Your answer is one number, how many lines in the entries include "McKagan".

▶ **SOURCE DATA**
○ ○ ○ ○ ○ ○ ○

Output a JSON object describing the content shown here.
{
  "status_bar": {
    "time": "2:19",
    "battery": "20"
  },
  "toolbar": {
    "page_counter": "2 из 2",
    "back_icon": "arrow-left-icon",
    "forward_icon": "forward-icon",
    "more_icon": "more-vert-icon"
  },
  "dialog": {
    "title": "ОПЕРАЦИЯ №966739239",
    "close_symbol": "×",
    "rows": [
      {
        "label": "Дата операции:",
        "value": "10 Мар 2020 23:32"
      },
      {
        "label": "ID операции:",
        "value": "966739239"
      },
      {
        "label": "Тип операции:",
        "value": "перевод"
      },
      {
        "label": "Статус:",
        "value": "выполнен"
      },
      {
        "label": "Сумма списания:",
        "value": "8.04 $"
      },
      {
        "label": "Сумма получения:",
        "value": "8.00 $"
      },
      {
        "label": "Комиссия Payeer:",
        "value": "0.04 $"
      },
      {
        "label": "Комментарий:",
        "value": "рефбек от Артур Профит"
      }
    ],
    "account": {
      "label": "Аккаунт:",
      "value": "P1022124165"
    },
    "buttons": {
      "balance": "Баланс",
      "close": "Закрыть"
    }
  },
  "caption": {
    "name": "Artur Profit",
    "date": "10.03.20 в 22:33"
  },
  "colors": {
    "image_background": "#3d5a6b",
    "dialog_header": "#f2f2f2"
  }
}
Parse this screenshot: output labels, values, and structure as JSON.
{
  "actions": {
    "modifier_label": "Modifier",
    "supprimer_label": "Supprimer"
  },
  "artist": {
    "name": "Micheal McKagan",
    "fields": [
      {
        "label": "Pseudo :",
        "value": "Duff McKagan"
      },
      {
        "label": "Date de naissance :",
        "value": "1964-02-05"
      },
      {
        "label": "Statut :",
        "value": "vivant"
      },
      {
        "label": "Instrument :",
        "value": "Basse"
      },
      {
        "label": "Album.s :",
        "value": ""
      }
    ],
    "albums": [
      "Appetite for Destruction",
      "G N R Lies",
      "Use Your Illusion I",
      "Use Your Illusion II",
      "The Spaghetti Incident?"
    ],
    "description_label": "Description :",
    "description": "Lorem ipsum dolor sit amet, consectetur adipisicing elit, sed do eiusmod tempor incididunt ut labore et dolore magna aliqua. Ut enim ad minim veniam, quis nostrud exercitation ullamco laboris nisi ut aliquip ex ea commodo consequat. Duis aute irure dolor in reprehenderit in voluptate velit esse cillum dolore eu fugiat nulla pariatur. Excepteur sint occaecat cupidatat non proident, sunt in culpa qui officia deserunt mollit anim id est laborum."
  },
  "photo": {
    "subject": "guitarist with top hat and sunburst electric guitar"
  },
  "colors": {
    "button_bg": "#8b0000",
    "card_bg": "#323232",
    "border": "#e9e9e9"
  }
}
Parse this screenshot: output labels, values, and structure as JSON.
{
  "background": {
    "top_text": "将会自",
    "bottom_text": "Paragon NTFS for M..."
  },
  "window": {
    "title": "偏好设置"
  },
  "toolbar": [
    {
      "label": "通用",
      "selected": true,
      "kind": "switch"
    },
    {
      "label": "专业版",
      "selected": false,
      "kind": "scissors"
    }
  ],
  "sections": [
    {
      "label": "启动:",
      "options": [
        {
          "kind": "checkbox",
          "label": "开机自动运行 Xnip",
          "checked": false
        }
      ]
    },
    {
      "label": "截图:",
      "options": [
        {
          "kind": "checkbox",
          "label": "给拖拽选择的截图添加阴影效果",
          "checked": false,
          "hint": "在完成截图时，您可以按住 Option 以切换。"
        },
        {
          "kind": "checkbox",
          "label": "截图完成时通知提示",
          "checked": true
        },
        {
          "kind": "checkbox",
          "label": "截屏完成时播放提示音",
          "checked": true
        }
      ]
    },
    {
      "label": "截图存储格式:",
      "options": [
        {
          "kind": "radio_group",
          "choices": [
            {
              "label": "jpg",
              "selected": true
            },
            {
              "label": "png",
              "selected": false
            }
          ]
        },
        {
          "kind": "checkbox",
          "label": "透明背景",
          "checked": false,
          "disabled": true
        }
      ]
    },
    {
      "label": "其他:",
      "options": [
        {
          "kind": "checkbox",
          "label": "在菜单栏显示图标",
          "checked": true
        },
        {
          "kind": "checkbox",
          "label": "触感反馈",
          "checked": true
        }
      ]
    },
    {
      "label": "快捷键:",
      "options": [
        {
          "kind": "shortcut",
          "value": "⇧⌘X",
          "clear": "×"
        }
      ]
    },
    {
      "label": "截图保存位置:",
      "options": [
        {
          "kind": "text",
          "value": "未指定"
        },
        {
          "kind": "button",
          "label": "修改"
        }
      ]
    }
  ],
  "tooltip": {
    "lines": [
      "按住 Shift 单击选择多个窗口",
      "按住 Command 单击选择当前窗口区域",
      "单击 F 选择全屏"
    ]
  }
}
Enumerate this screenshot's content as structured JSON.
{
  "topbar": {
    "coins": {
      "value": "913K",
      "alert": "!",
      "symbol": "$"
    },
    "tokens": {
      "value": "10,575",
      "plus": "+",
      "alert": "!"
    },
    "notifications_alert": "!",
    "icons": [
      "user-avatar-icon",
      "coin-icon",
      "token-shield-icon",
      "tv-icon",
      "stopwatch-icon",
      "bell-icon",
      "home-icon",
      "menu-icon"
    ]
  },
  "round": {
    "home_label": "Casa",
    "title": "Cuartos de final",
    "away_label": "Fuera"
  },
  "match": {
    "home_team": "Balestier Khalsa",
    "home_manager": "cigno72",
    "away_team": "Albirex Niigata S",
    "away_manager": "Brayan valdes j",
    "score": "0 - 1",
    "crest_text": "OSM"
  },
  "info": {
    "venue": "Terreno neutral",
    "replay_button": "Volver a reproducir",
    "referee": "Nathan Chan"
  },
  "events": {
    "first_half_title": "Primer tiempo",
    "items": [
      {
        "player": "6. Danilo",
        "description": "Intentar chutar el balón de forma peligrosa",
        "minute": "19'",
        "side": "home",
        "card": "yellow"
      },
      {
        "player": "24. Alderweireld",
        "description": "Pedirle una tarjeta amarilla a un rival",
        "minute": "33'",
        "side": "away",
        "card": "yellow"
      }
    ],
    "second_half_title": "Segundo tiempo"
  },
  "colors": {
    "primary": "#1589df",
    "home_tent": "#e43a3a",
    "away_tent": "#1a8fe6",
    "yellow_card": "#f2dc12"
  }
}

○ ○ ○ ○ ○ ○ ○

▶ **SOLUTION BELOW**
2